"""

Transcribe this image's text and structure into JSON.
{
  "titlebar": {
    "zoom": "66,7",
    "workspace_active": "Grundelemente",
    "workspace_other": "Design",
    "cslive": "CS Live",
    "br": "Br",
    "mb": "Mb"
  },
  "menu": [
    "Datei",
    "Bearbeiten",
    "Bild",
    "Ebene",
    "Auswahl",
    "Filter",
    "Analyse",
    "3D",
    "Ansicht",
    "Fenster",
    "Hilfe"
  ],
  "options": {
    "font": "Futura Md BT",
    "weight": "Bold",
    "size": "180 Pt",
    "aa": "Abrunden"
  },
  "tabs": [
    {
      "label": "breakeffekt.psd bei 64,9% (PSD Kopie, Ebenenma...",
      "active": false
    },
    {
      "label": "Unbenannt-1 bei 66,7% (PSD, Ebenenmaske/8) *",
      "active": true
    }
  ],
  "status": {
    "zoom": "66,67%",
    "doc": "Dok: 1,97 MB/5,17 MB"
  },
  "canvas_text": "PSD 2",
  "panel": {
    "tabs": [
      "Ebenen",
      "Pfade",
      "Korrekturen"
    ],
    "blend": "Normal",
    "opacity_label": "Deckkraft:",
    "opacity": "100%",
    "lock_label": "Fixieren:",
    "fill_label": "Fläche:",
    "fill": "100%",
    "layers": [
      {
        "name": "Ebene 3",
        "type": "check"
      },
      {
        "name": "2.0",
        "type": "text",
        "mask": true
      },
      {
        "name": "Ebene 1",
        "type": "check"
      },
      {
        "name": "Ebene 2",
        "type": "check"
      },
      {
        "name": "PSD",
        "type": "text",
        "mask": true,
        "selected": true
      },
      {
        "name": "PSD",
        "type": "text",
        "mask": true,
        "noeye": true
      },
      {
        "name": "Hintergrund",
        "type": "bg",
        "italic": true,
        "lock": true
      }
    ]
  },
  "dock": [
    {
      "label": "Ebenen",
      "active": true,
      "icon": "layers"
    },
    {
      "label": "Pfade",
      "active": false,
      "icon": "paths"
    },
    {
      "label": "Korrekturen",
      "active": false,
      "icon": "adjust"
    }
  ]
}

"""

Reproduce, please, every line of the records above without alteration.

#### RESULT FOR THIS TASK
Transcribe this image's text and structure into JSON.
{
  "titlebar": {
    "zoom": "66,7",
    "workspace_active": "Grundelemente",
    "workspace_other": "Design",
    "cslive": "CS Live",
    "br": "Br",
    "mb": "Mb"
  },
  "menu": [
    "Datei",
    "Bearbeiten",
    "Bild",
    "Ebene",
    "Auswahl",
    "Filter",
    "Analyse",
    "3D",
    "Ansicht",
    "Fenster",
    "Hilfe"
  ],
  "options": {
    "font": "Futura Md BT",
    "weight": "Bold",
    "size": "180 Pt",
    "aa": "Abrunden"
  },
  "tabs": [
    {
      "label": "breakeffekt.psd bei 64,9% (PSD Kopie, Ebenenma...",
      "active": false
    },
    {
      "label": "Unbenannt-1 bei 66,7% (PSD, Ebenenmaske/8) *",
      "active": true
    }
  ],
  "status": {
    "zoom": "66,67%",
    "doc": "Dok: 1,97 MB/5,17 MB"
  },
  "canvas_text": "PSD 2",
  "panel": {
    "tabs": [
      "Ebenen",
      "Pfade",
      "Korrekturen"
    ],
    "blend": "Normal",
    "opacity_label": "Deckkraft:",
    "opacity": "100%",
    "lock_label": "Fixieren:",
    "fill_label": "Fläche:",
    "fill": "100%",
    "layers": [
      {
        "name": "Ebene 3",
        "type": "check"
      },
      {
        "name": "2.0",
        "type": "text",
        "mask": true
      },
      {
        "name": "Ebene 1",
        "type": "check"
      },
      {
        "name": "Ebene 2",
        "type": "check"
      },
      {
        "name": "PSD",
        "type": "text",
        "mask": true,
        "selected": true
      },
      {
        "name": "PSD",
        "type": "text",
        "mask": true,
        "noeye": true
      },
      {
        "name": "Hintergrund",
        "type": "bg",
        "italic": true,
        "lock": true
      }
    ]
  },
  "dock": [
    {
      "label": "Ebenen",
      "active": true,
      "icon": "layers"
    },
    {
      "label": "Pfade",
      "active": false,
      "icon": "paths"
    },
    {
      "label": "Korrekturen",
      "active": false,
      "icon": "adjust"
    }
  ]
}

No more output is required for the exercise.